[xxxv] Department of External Affairs, Current Notes on International Affairs, Canberra, October 1963, p.18.

[xxxvi] J.A.C. Mackie, Konfrontasi: The Indonesia-Malaysia Dispute 1963-66, Oxford University Press, Melbourne, 1974.

[xxxvii]Quoted in Pemberton, All the Way, p.181.

[xxxviii] Cited in Richard Walsh and George Munster, Secrets of State: A Detailed Assessment Of the Book They Banned, Angus and Robertson, Sydney, p.3.

[xxxix] Stephen Fruhling (ed), A History of Australian Strategic Policy since 1945, Department of Defence, Canberra, 2009, pp.75, 133-35, 185.

[xl] John Roosa and Joseph Nevins, “The Mass Killings in Indonesia”,, 4 June 2012. Peter Scott, “The United States and the Overthrow of Sukarno, 1965-1967”, originally in Pacific Affairs, 58, Summer 1985, context=va&aid=1187.

[xli] Quoted in Armando Siahaan, “Historian Claims West Backed Post-Coup Mass Killings in ’65”, Jakarta Globe, 17 June 2009, news/historian-claims-West-backed-post-coup-mass-killings-in-65/312844.

[xlii] Kathy Kadane, “Ex-agents say CIA compiled death lists for Indonesians”, States News Service, 1990,

[xliii] WNET New York Public Media, history2.html.

[xliv] Quoted by Robert Manne in correspondence with Gerard Henderson, “Apologetics and Hypocrisy”, The Monthly, issue/2008/august/1299544936/robert-manne/apologetics-and-hypocrisy.

[xlv] Peter Edwards, A Nation at War: Australian Politics, Society and Diplomacy During the Vietnam War 1965-1975, Allen and Unwin, Sydney, 1977, p.63.

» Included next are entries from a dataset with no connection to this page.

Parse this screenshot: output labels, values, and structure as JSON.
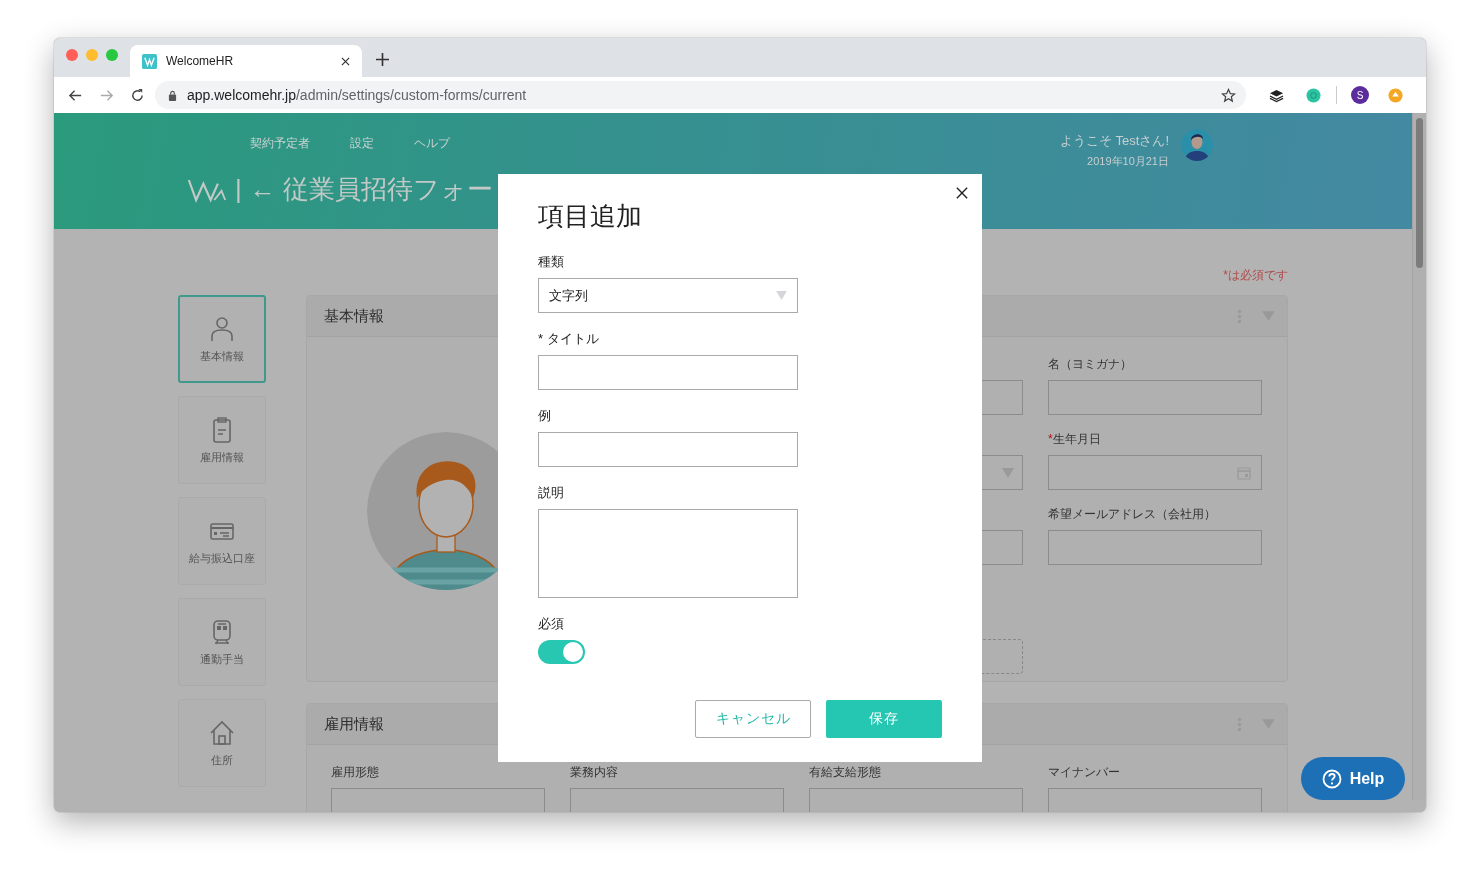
{
  "browser": {
    "tab_title": "WelcomeHR",
    "url_host": "app.welcomehr.jp",
    "url_path": "/admin/settings/custom-forms/current",
    "profile_initial": "S"
  },
  "header": {
    "nav": [
      "契約予定者",
      "設定",
      "ヘルプ"
    ],
    "title_separator": "|",
    "title": "← 従業員招待フォー",
    "greeting": "ようこそ Testさん!",
    "date": "2019年10月21日"
  },
  "required_note": "*は必須です",
  "sidebar": [
    {
      "label": "基本情報",
      "selected": true
    },
    {
      "label": "雇用情報",
      "selected": false
    },
    {
      "label": "給与振込口座",
      "selected": false
    },
    {
      "label": "通勤手当",
      "selected": false
    },
    {
      "label": "住所",
      "selected": false
    }
  ],
  "sections": [
    {
      "title": "基本情報",
      "kind": "profile",
      "partial_fields": [
        {
          "kind": "text"
        },
        {
          "kind": "select"
        },
        {
          "kind": "text"
        },
        {
          "kind": "dashed"
        }
      ],
      "fields": [
        {
          "label": "名（ヨミガナ）",
          "kind": "text"
        },
        {
          "required_mark": "*",
          "label": "生年月日",
          "kind": "date"
        },
        {
          "label": "希望メールアドレス（会社用）",
          "kind": "text"
        }
      ]
    },
    {
      "title": "雇用情報",
      "kind": "grid",
      "fields": [
        {
          "label": "雇用形態",
          "kind": "text"
        },
        {
          "label": "業務内容",
          "kind": "text"
        },
        {
          "label": "有給支給形態",
          "kind": "text"
        },
        {
          "label": "マイナンバー",
          "kind": "text"
        }
      ]
    }
  ],
  "modal": {
    "title": "項目追加",
    "fields": [
      {
        "label": "種類",
        "kind": "select",
        "value": "文字列"
      },
      {
        "label": "* タイトル",
        "kind": "text"
      },
      {
        "label": "例",
        "kind": "text"
      },
      {
        "label": "説明",
        "kind": "textarea"
      },
      {
        "label": "必須",
        "kind": "toggle",
        "on": true
      }
    ],
    "buttons": [
      {
        "label": "キャンセル",
        "kind": "secondary"
      },
      {
        "label": "保存",
        "kind": "primary"
      }
    ]
  },
  "help_button": "Help"
}
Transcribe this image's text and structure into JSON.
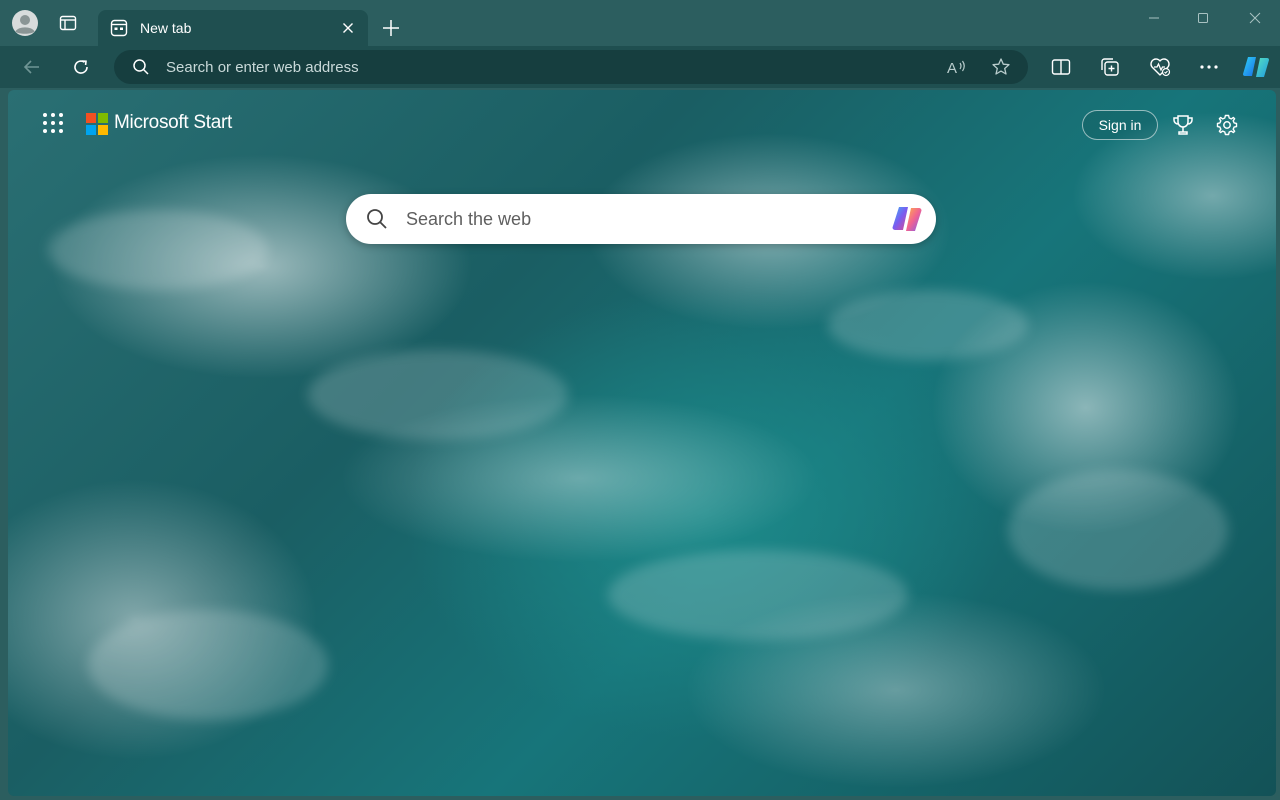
{
  "tab": {
    "title": "New tab"
  },
  "addressbar": {
    "placeholder": "Search or enter web address"
  },
  "newtab_page": {
    "brand": "Microsoft Start",
    "sign_in_label": "Sign in",
    "search_placeholder": "Search the web"
  },
  "colors": {
    "frame": "#2c5e5f",
    "toolbar": "#1f4f50",
    "addressbar": "#163e3f",
    "ms_red": "#f25022",
    "ms_green": "#7fba00",
    "ms_blue": "#00a4ef",
    "ms_yellow": "#ffb900"
  },
  "icons": {
    "profile": "profile-avatar-icon",
    "tab_actions": "tab-actions-icon",
    "tab_favicon": "newtab-favicon-icon",
    "tab_close": "close-icon",
    "new_tab": "plus-icon",
    "minimize": "minimize-icon",
    "maximize": "maximize-icon",
    "window_close": "close-icon",
    "back": "back-arrow-icon",
    "refresh": "refresh-icon",
    "search": "search-icon",
    "read_aloud": "read-aloud-icon",
    "favorite": "star-icon",
    "split_screen": "split-screen-icon",
    "collections": "collections-icon",
    "browser_essentials": "heart-pulse-icon",
    "more": "ellipsis-icon",
    "copilot": "copilot-icon",
    "apps": "app-launcher-icon",
    "rewards": "trophy-icon",
    "settings": "gear-icon"
  }
}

[xlvi] For detailed support for what is argued below see Lloyd Cox and Brendon O’Connor, “Australia, the US, and the Vietnam and Iraq Wars: ‘Hound Dog, not Lapdog’”, Australian Journal of Political Science, 47, 2, June 2012.

[xlvii] Homer Bigart’s joke, quoted in Seth Jacobs, Cold War Mandarin: Ngo Dinh Diem And the Origins of America’s War in Vietnam, Rowman and Littlefield, Baltimore, 2006, p.129.

[xlviii] Quoted in Rick Kuhn, “The Australian Left, Nationalism and the Vietnam War”,

[xlix] Holt quoted in Peter Howson (edited by Don Aitkin), The Howson Diaries. The Life of Politics, Viking Press, Ringwood, Victoria, 1984, p.223; Howson himself in Howson Diaries, p.141. Wilton quoted in Pemberton, All the Way, p.318.

[l] Commonwealth Parliamentary Debates, Reps, 1945, pp.1060-1. Howson Diaries, Viking, Melbourne, 1984, p.115. Pemberton, All the Way, p.313.

[li] For a concise and up to date summary of these issues, see Cox and O’Connor, “Australia, the US, and the Vietnam and Iraq Wars”.

[lii] Pemberton, All the Way, p.261.

[liii] Malcolm Booker, The Last Domino: Aspects of Australia’s Foreign Relations, Collins, Sydney, p.192. CPD4/1060.

[liv] Commonwealth Parliamentary Debates, Reps, 1945, pp.1060-1. Frank Frost, Australia’s War in Vietnam, Allen and Unwin, Sydney, 1987, p.20.

[lv] Quoted in Garry Woodard, Asian Alternatives: Australia’s Vietnam Decision and Lessons on Going to War, Melbourne University Press, Melbourne, 2004, p.251.

[lvi] Edwards, A Nation at War, p.35.

[lvii] “Troops Will Need Uncommon Virtue”, Weekend Australian, 18-19 September 1999. I grew up in the States believing just such claims about the US army.

[lviii] Quoted in Paul Ham, Vietnam, p.323.

[lix] Bob Gibson interviewed in Stuart Rintoul, Ashes of Vietnam: Australian Voices, Heinemann, Melbourne, 1987, p.1. See also interview with Zen Ben-Avi, p.165.

[lx] Paul Ham, Vietnam: The Australian War, HarperCollins, Sydney, 2007, p.254.